by Phil Ashey, American Anglican Council:
[…] Darkness is the place where God’s light does not shine. As Paul notes, when people no longer glorify God or thank Him, he has the power to withdraw his presence and allow the flood of darkness to come in. The result of darkened hearts and minds is described with a list which begins with “sexual impurity for the degrading of our bodies” (1:24). Think of ‘Bad Guy’, the number 1 hit today. Or how about the headline from Tuesday about how “drag queens” with criminal records for prostitution and sexual assault of children have been allowed to host “story hour” for children at public libraries in Austin and Houston TX—a practice which a clinical worker who has worked with over 4,000 serial predators has described as “a perfect grooming program” for the sexual assault of children.
But Paul’s list doesn’t end with sexual impurity. That’s only the beginning. Darkened hearts and minds become filled “with every kind of wickedness, evil, greed and depravity…envy, murder, strife, deceit and malice…” (see Rom. 1:29-32)Think of the malice behind the mass murders in El Paso. Or the unending strife in our public discourse, where darkness of speech, malice and gridlock have replaced civility.
It’s dark. Very dark.

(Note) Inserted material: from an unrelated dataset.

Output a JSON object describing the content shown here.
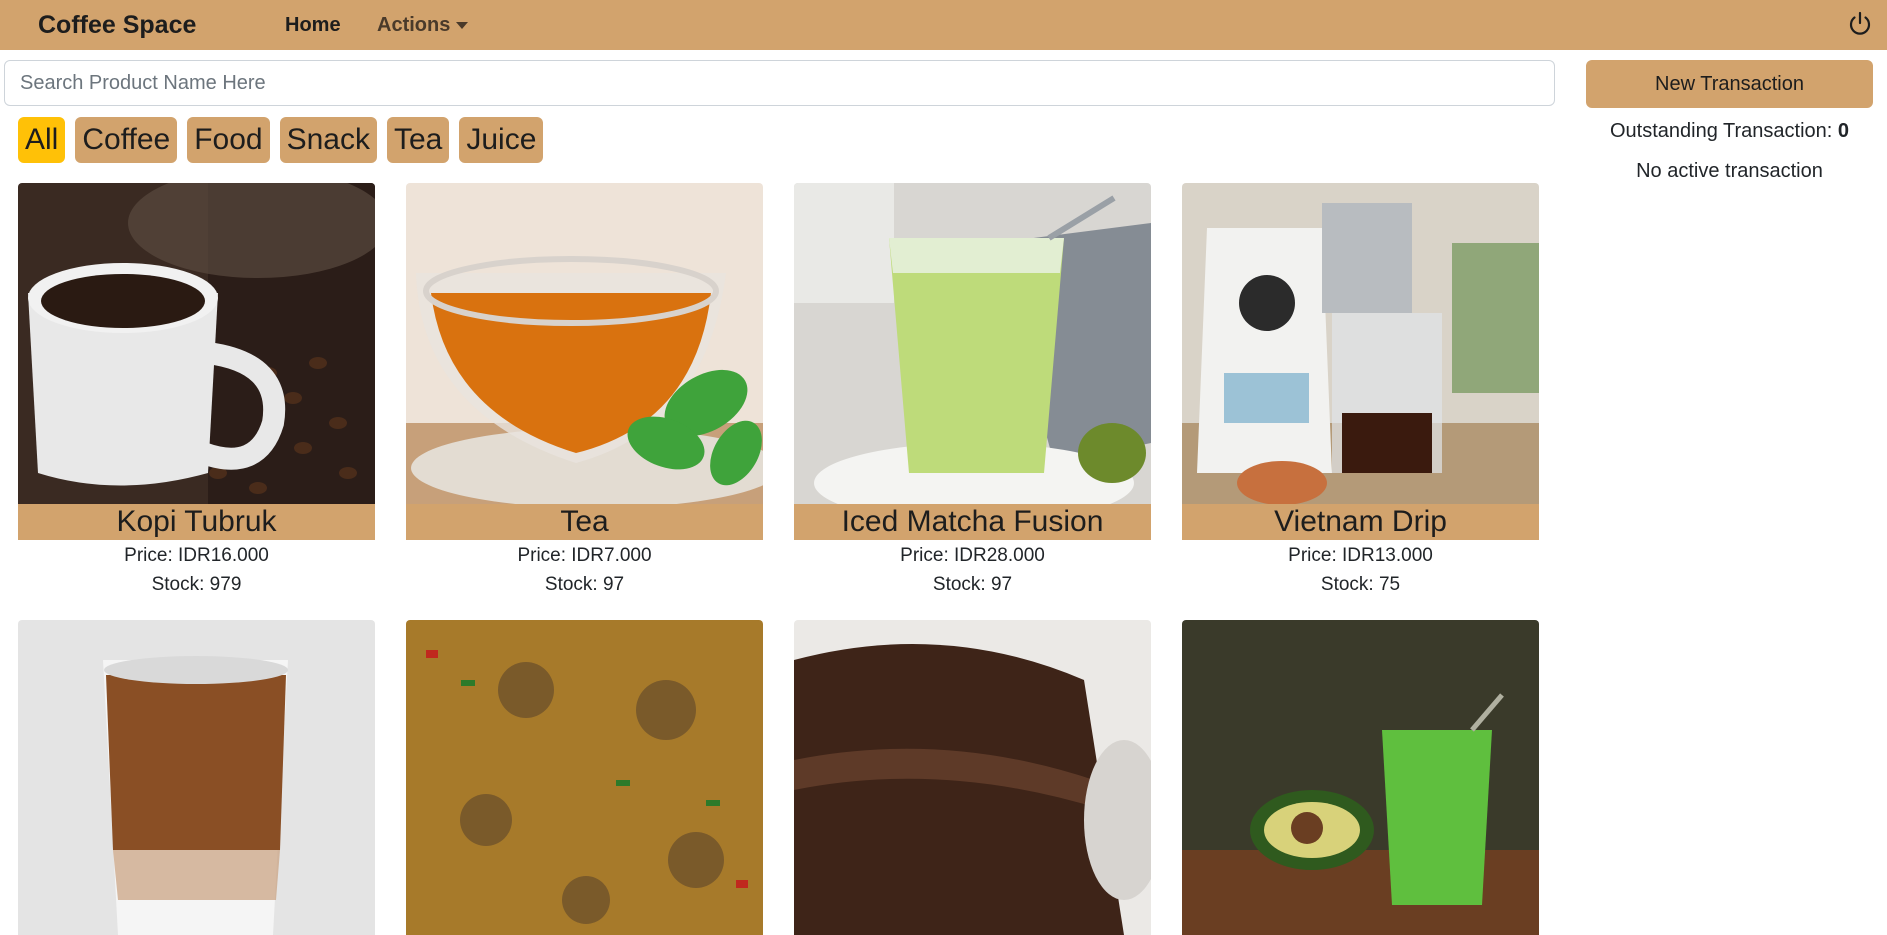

During the summer, one of my daughters spent three weeks in South Africa helping children through art therapy as part of her post-graduate studies. She saw and felt deeply the effects of relentless poverty, hunger and unemployment in the townships, as well as the squalid condition in which the children lived. She felt the hopelessness around her, and it broke her heart. On a break, she had the opportunity to explore a cave. During the tour, she came to a place where there was an opening and a shaft of light shone through the pitch-black darkness. In that light there was no darkness and she could see the cave as it really was. In that moment Christ reminded her that he is the light who shines in the darkness, and the darkness has not and cannot overcome it. (John 1:5-9).